Cool down (active recovery) facilitates the removal/ utilisation of lactate after a race or tough set. The intensity of the cool down influences how quickly this removal/utilisation of lactate occurs. Too high an intensity may produce additional lactate, while too low an intensity may not create enough circulation to remove/utilise the lactate any faster than standing around would (passive recovery).

Because sprinters tend to have and engage more fast-twitch muscle fibres than distance swimmers, they tend to produce larger amounts of lactate than distance swimmers. This also means that it tends to take longer for sprinters to remove/utilise accumulated lactate after races and other tough swims.

At competitions where a warm down pool is not available, swimmers should complete their active recovery on land.

This should include active stretching, light jogging, arm rotations and/or other land-based exercises that engage the same muscle groups used during the swim. Even on land, this type of activity increases the blood circulation and removes/utilises metabolites faster than passive recovery alone.
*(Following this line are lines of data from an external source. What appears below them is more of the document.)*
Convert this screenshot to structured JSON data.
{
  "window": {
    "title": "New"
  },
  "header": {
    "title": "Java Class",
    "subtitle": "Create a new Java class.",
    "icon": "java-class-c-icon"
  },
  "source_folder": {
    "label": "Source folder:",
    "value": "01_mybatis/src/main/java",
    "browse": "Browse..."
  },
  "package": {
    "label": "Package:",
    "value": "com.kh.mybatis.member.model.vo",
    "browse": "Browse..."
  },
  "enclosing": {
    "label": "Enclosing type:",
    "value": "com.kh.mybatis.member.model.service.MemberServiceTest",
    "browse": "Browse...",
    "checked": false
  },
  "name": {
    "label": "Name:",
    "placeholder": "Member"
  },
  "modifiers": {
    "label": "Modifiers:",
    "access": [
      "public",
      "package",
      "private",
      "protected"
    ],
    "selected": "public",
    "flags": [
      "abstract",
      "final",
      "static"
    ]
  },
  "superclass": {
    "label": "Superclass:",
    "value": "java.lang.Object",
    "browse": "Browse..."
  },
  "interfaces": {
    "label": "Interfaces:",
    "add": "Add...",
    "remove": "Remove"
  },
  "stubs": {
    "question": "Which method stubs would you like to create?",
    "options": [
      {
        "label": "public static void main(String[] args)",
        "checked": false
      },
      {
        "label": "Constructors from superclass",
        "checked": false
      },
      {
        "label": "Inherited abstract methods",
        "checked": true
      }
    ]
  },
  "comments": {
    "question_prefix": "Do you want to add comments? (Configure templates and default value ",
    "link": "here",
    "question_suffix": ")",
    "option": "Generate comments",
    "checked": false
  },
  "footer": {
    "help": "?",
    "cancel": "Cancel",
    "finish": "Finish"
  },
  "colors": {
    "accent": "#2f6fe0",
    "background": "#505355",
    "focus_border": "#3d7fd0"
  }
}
Selecting Events

As a general rule of thumb we recommend that each swimmer should enter a maximum of 2 events per session, not including relays. Multi event and distance swimmers would be able to enter more, but remember we are looking for quality swims.

The number of competitions should not exceed 12 per year. Ideally one competition should be entered per month. Please be guided by the list of targeted meets set by your squad coach. The coach is working to a plan that will get the best results so if in doubt ask!